By Matthew Millar R&D Scientist at ユニファ
This blog will look at how to build a Local Binary Pattern feature extractor for computer vision tasks.
Local Binary Pattern:
What is LBP
LBP is one of many feature extractors. HOG, SIFT, SURF, FAST, DoG, etc... are all similar but do slightly different things. What makes LBP different is, its main goal is to be used for a texture descriptor on a local level. This gives a local representation of any texture of an image. This is done by comparing a pixel with the surrounding pixels. For each pixel in an image, the surrounding x number of pixels will be looked at. X can be determined and adjusted as needed. The LBP value for every pixel is calculated to its neighbors. If the center pixel is greater than or equal it's neighbor's values, then it will be set to 1, else it will be set to 0.
From the above talbe, you can see how each cell gets calculated. From this point this 2D array will be flattened to a 1D array like this:
This will give
So 71 will be in the output image. This process will be done for every single pixel in the image.
This talbe shows how each cell is calculated:
The basic idea behind this is to calculate each value of the 1D array at each index.
The value is determined by the position of the index in the array. If the value at the index is a 1, then value calculated to be where i is the index position. If the value at the index is 0, then the value is set to a 0 regardless of the index position. Then you sum the results of the whole 1D array to get the center pixel value.
To get the feature vectors from this, you have to calculate a histogram first.
This will be a histogram of 256 bins as the values of the LBP can range from 0 to 255.
OpenCV does have an LBP available, but it is meant for facial recognition and would not be appropriate for getting textures off clothing or environments. The use of the sklearn’s model can be very useful then for this project.
Let see how to implement it.

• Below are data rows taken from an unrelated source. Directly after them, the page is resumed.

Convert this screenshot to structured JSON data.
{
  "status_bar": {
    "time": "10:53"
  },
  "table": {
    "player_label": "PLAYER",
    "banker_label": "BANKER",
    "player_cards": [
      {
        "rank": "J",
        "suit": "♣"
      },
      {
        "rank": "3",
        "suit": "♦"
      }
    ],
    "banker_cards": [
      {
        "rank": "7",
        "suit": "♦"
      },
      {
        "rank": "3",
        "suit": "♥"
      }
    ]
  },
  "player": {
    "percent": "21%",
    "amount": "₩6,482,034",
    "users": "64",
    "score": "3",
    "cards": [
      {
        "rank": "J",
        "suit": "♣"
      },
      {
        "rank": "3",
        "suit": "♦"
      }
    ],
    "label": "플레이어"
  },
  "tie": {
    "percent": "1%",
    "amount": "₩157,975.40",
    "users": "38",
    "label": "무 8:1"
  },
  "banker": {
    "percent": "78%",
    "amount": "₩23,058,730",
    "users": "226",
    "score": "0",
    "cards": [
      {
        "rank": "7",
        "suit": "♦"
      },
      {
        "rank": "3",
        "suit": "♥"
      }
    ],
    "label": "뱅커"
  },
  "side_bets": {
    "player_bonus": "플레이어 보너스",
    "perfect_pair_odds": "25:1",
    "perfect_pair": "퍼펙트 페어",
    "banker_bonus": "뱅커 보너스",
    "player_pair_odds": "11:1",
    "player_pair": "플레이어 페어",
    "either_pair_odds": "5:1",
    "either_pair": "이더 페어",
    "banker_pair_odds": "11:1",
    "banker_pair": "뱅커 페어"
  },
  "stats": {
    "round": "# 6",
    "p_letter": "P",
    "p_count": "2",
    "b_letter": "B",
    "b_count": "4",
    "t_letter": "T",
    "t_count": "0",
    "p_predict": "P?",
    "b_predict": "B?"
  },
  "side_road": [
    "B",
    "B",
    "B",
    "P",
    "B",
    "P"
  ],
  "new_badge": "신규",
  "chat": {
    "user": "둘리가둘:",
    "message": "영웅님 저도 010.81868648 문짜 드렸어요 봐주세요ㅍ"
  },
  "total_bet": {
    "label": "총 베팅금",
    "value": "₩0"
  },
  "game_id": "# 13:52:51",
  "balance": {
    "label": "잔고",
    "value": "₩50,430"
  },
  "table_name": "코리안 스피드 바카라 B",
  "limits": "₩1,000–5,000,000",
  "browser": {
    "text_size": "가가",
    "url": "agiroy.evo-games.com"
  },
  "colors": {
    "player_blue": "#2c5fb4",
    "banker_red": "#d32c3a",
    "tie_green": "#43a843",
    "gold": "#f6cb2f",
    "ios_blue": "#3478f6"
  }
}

from skimage import feature from sklearn.svm import LinearSVC from sklearn.linear_model import LogisticRegression import numpy as np import cv2 import os class LBP: # Constructor # Needs the radius and number of points for the outer radius def __init__(self, numPoints, radius): self.numPoints = numPoints self.radius = radius # Compute the actual lbp def calculate_histogram(self, image, eps=1e-7): # Create a 2D array size of the input image lbp = feature.local_binary_pattern(image, self.numPoints, self.radius, method="uniform") # Make feature vector #Counts the number of time lbp prototypes appear (hist, _) = np.histogram(lbp.ravel(), bins= np.arange(0, self.numPoints + 3), range=(0, self.numPoints +2)) hist = hist.astype("float") hist /= (hist.sum() + eps) return hist # Create the lbp loc_bi_pattern = LBP(12,12) x_train =  y_train =  image_path = "LBPImages/" train_path = os.path.join(image_path, "train/") test_path = os.path.join(image_path, "test/") for folder in os.listdir(train_path): folder_path = os.path.join(train_path, folder) print(folder_path) for file in os.listdir(folder_path): image_file = os.path.join(folder_path, file) image = cv2.imread(image_file) image = cv2.resize(image,(300,300)) gray = cv2.cvtColor(image, cv2.COLOR_BGR2GRAY) hist = loc_bi_pattern.calculate_histogram(gray) # Add the data to the data list x_train.append(hist) # Add the label y_train.append(folder)
After then you can choose whichever model you want to train on. SVM I think would be best, but logistic regression or Naive Bayes could work also. It would be fun to play around with a few options to see which works best.
I trained and tested my code on images of metal and wood textures.
The results are pretty good for something so simple:
Pretty straight forward seeing we are using sklearn's implementation. All we really need to do is create the histograms to get out the feature vectors for each image. This can allow for you to then classify other images that have similar textures on them.
As you can see it works pretty well. The first “wood” image is actually metal siding, but I wanted to see how well it does one something that is very difficult to determine. This misclassification could be due to the overall image looking similar to that of wood flooring texture and not of metal textures. Even a human might have the same issue with this using a black and white photo.
The ability to extract small scale or fine grain details makes LBP a very handy tool for computer vision tasks. But, one issue is that LBP cannot capture at different scales which causes it to miss out on a global scale features. This can be overcome by using different implementations of LBP which can handle different neighborhood sizes which allows for better control over the scale. Depending on your need the use of a fixed scale or changing one might change.
All royalty free texture photos were retrieved from here